Thomas added, one of the other big goals for CAN was to identify a creative way to inform more residents about the multi-services options available through the Healthy Start network while also engage them in ongoing discussions about pre- and post-natal health options with which they might not have been familiar, including doula programs, breastfeeding options and even early literacy.
“At one of our meetings recently, one of the moms was saying that she had only found out about the doula program while in the Nurse-Family Partnership program because her partner’s sister was in a shelter. She said, ‘There are all these secret programs out there that no one knows about.’
“And this struck a chord with me, because we have a program called Dancing Through pregnancy and we’ve had a hard time getting people to signed up. So I asked her How do we get the news out? And she said, ‘You know, I’m always on my phone, and I’m always online, social media.’
CAN partnered with the Brooklyn Reader, an online daily news website, to build a satellite page of Healthy Start sponsored content, providing an interactive platform housing all of the contact information and services of the partnering organizations in one place, including an area for sharing internal and external blogging and news content updated weekly.
“We felt that an online community news platform such as the Brooklyn Reader could be a great way to create a forum where residents can find all the information they need and where people running programs could reach community residents,” said Thomas.
Visitors to the Healthy Start CAN site can read current news updates on a variety of topics, from childbirth education, to prenatal exercise to safe sleep for your babies; visitors can also take surveys, leave comments or ask questions of the CAN network
“The folks that are in CAN have really been excited about this and are really excited about the possibilities here!” said Thomas.

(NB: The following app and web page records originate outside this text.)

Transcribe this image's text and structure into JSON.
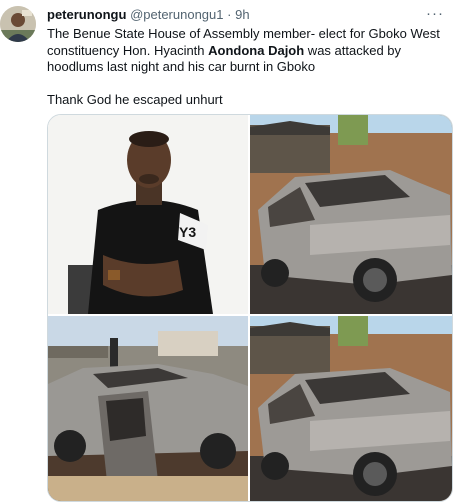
{
  "tweet": {
    "display_name": "peterunongu",
    "handle": "@peterunongu1",
    "separator": "·",
    "time": "9h",
    "more_label": "···",
    "text_part1": "The Benue State House of Assembly member- elect for Gboko West constituency Hon. Hyacinth ",
    "text_bold": "Aondona Dajoh",
    "text_part2": " was attacked by hoodlums last night and his car burnt in Gboko",
    "text_line2": "Thank God he escaped unhurt",
    "images": [
      {
        "icon": "portrait-man-photo"
      },
      {
        "icon": "burnt-car-photo"
      },
      {
        "icon": "burnt-car-open-door-photo"
      },
      {
        "icon": "burnt-car-photo"
      }
    ]
  }
}
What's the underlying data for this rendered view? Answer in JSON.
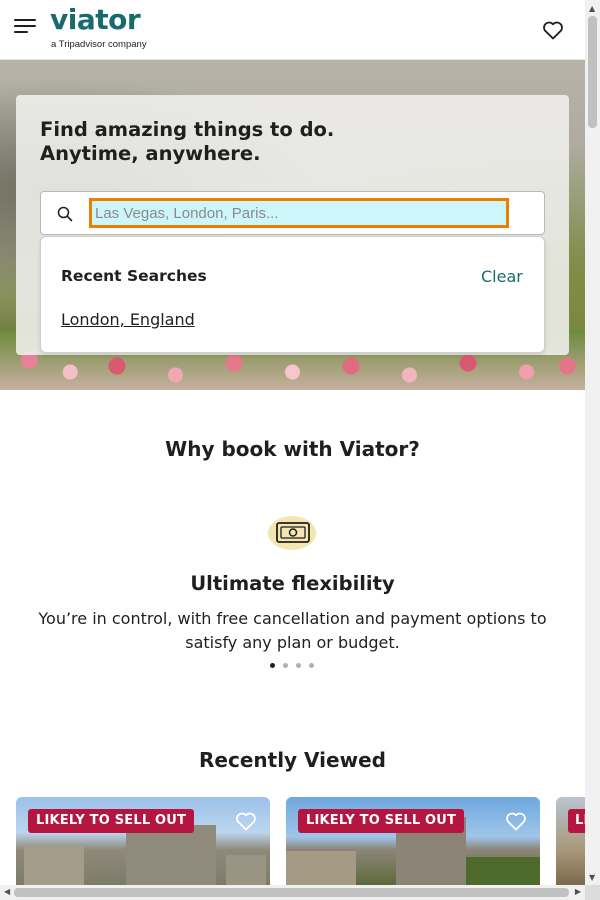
{
  "header": {
    "logo_text": "viator",
    "logo_subtext": "a Tripadvisor company",
    "menu_icon": "hamburger-menu-icon",
    "wishlist_icon": "heart-outline-icon"
  },
  "hero": {
    "title_line1": "Find amazing things to do.",
    "title_line2": "Anytime, anywhere.",
    "search": {
      "placeholder": "Las Vegas, London, Paris...",
      "value": "",
      "icon": "search-icon"
    },
    "recent": {
      "label": "Recent Searches",
      "clear_label": "Clear",
      "items": [
        "London, England"
      ]
    }
  },
  "why_book": {
    "title": "Why book with Viator?",
    "feature": {
      "icon": "money-bill-icon",
      "title": "Ultimate flexibility",
      "description": "You’re in control, with free cancellation and payment options to satisfy any plan or budget."
    },
    "carousel_dots": 4,
    "active_dot": 0
  },
  "recently_viewed": {
    "title": "Recently Viewed",
    "cards": [
      {
        "badge": "LIKELY TO SELL OUT"
      },
      {
        "badge": "LIKELY TO SELL OUT"
      },
      {
        "badge": "LI"
      }
    ]
  },
  "colors": {
    "brand": "#186b6d",
    "badge": "#b5163f",
    "focus_outline": "#ec7f00"
  }
}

“We’re really hopeful that this new engagement platform will do what we want it do: inform, connect and make a collective impact.”